Hand dominance and bone response after a distal radial fracture: a peripheral QCT study

Jahr: 2007

Ashe MC, Khan KM, Davis JC, Guy P, McKay HA
University of British Columbia, Vancouver, British Columbia, Canada. mashe@telus.net

Abstract

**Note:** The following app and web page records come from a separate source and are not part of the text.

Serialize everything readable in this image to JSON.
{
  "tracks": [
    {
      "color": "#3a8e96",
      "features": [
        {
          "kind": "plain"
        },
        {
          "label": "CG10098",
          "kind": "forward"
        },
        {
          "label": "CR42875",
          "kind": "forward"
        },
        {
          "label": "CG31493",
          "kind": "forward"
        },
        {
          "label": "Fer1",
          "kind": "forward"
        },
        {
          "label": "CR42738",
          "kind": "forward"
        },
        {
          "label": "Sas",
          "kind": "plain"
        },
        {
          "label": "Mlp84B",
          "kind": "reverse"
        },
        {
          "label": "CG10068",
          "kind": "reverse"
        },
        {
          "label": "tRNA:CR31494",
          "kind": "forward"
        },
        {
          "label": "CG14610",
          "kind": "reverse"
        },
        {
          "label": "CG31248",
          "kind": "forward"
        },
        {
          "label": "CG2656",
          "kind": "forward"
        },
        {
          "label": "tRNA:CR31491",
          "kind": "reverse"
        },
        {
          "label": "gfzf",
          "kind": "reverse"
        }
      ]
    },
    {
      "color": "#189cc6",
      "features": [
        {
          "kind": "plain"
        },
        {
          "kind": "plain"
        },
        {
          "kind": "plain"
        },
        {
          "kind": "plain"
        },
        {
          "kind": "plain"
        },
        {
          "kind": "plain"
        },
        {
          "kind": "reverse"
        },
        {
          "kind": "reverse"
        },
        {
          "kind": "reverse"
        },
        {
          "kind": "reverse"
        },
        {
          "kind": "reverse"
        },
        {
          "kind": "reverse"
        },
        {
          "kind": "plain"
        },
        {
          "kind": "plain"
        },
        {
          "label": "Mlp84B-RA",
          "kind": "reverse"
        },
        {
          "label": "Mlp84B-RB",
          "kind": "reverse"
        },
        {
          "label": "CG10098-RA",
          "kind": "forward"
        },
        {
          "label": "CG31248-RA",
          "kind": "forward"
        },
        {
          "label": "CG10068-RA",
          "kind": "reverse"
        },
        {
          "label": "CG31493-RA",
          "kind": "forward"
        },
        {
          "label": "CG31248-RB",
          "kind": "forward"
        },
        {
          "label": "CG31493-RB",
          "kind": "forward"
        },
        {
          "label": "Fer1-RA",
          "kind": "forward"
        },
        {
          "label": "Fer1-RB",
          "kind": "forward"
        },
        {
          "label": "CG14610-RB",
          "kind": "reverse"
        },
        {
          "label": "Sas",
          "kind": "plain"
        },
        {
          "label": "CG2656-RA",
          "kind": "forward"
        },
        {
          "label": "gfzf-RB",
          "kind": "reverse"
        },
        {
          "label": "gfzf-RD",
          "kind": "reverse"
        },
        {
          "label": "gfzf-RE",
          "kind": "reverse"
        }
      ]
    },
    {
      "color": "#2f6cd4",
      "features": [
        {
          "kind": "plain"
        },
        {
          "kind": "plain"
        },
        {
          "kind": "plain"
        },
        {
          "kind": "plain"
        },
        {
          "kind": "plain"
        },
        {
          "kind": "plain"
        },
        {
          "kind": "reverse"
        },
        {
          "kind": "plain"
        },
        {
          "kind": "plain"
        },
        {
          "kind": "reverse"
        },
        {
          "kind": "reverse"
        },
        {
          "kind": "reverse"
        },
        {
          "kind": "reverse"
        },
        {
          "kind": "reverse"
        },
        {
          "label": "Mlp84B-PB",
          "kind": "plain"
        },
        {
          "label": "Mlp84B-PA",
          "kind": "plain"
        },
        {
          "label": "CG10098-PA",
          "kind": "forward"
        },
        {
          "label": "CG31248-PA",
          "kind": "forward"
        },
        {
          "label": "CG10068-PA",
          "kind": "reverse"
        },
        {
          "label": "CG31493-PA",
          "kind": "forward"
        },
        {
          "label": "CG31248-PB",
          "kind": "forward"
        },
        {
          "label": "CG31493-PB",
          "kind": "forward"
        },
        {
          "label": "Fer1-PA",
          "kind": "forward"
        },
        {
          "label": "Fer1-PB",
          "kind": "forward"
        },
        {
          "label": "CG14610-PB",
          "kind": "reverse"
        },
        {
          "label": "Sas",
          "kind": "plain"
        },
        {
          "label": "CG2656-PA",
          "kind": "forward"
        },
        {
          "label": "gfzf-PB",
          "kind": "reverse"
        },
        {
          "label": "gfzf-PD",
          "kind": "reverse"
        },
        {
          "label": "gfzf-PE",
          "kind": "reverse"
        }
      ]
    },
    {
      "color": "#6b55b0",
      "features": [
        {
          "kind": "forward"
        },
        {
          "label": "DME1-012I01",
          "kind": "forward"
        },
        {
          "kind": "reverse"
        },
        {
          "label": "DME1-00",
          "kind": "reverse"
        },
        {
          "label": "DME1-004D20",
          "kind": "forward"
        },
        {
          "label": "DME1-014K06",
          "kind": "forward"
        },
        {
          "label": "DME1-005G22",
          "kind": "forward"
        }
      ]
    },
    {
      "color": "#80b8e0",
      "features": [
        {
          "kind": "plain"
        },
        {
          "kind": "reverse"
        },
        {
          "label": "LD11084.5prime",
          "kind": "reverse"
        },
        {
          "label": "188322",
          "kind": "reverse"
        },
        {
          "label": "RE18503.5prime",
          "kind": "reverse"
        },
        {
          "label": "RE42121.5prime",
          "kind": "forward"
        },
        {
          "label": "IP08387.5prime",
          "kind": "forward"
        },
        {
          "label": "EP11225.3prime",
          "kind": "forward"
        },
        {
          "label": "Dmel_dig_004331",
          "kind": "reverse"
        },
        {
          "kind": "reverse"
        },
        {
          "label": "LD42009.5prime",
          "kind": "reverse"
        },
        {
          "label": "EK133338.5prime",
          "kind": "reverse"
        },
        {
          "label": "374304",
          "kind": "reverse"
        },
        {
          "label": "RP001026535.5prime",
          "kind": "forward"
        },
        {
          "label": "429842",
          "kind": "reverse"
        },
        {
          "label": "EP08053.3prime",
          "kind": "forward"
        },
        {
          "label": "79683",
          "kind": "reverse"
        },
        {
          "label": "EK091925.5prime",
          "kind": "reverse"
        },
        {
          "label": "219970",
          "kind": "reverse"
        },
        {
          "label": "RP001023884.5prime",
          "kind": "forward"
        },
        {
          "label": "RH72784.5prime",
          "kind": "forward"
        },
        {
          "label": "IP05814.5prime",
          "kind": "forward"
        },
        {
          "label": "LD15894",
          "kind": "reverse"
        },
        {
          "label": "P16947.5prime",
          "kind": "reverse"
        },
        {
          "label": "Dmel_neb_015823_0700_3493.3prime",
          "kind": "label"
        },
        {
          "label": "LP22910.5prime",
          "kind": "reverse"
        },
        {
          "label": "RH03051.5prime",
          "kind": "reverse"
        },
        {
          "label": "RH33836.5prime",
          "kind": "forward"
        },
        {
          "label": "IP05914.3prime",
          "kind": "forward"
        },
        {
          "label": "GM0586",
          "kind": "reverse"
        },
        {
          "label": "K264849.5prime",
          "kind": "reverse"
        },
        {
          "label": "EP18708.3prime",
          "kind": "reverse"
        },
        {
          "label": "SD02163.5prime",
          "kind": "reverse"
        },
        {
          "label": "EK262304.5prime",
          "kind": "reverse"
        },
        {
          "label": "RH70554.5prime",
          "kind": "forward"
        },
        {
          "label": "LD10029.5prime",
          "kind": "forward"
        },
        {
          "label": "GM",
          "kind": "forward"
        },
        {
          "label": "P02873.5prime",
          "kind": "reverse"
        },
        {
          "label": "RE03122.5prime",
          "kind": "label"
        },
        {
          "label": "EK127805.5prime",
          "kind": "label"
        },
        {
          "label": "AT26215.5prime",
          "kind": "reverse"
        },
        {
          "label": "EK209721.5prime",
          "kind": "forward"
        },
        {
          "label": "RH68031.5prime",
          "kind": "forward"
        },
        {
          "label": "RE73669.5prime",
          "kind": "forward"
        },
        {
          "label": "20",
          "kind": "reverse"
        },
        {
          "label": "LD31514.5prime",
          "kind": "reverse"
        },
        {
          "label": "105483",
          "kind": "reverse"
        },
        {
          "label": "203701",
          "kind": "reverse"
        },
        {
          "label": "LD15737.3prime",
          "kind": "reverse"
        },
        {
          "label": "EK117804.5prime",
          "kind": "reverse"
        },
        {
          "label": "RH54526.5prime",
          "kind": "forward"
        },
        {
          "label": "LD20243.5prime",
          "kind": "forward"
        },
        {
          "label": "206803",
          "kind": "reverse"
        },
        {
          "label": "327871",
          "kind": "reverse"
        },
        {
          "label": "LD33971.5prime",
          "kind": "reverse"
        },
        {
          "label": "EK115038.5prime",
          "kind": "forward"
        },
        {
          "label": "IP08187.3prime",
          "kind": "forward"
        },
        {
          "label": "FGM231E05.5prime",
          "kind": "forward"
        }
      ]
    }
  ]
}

There are no reports on bone geometry or volumetric bone density adaptations in those who have sustained a distal radial fracture. We used peripheral quantitative computed tomography (pQCT) and dual-energy X-ray absorptiometry (DXA) to quantify bone and muscle response to immobilization. We measured side-side differences in women aged > or =50 yr who had previously sustained a wrist fracture (4.0+/-3.5 mean yr since fracture). We used pQCT and DXA to measure bone in 31 women (mean age 72.4+/-9.7 yr) at the 4% and 30% sites of bilateral radii; measured grip strength and functional outcome. Initially, we compared the fractured side to intact side and did not control for hand dominance. We observed greater total area (ToA) at the distal (4%) radius on the fractured side without a significant increase in density. At the midshaft (30% site), we observed significantly less ToA and cortical bone on the fracture side. Grip strength was also significantly less on the fractured side (p<0.01). We assessed dominant side fractures and nondominant fractures separately. We observed a greater discrepancy between limbs with a nondominant side fracture, even after accounting for dominance. This cross-sectional study suggests that the bone response to a nondominant fracture may differ from a dominant fracture.

GID: 1270; Letzte Änderung: 06.03.2008